Now Hill is in the drivers seat as the Otters captured the title, and he has a sidekick of his own, who he thinks highly of and hopes the two can work together for years to come. “Make sure you mention Chas Hall,” he stressed, going on to say, “he has had a big impact as offensive coordinator and adds a lot to our football team.”
Like a year ago and like B+B Saturday, the road to the title was not without obstacles on title day. “I told the team, they just got to finish, when they were not pleased with their performance in the first half” (when they led 13-7), Hill reflected Wednesday evening. He went on to tell us, “then they (Union 32) came out and scored on the first drive to take the lead 14-13. Certainly there was some nervousness at that time, BUT, I knew they couldn’t stop us, if we took care of the ball and we responded quickly.” By the time the responding was complete, it was Otter Valley 33-14 and the hardware was about to be delivered.

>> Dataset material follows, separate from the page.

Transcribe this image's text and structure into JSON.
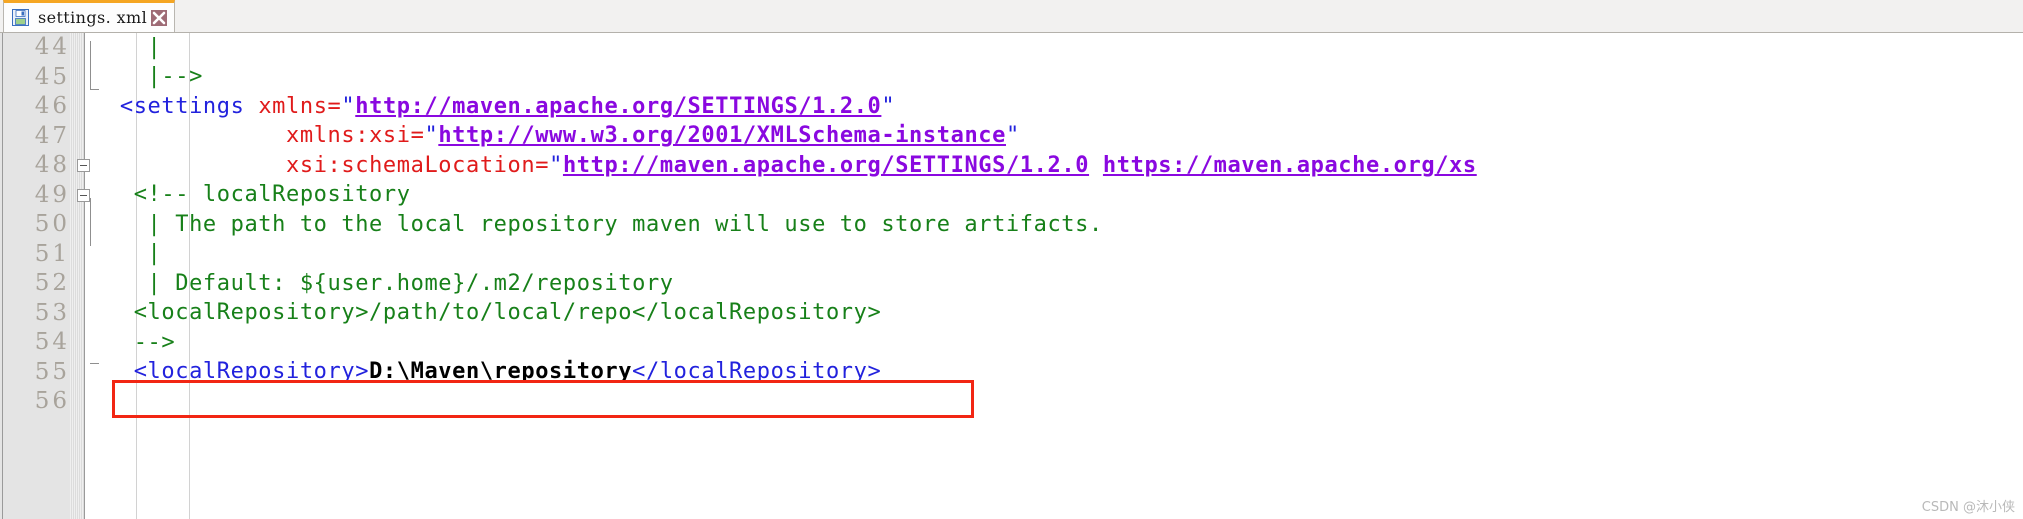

One more thing to close, Hill blended the old with the new in order to give his team a touch of what was important and exciting to him as a high school player in Rutland. “I wanted the kids to experience what I was able to experience as a player and we rented some lights for a night game with Mill River. It was a great atmosphere,” he reflected. How about the future coach? Hill said, “we certainly lose a lot, but I think we are in pretty good shape,” pointing out, “we return seven starters on defense. I think we can contend.”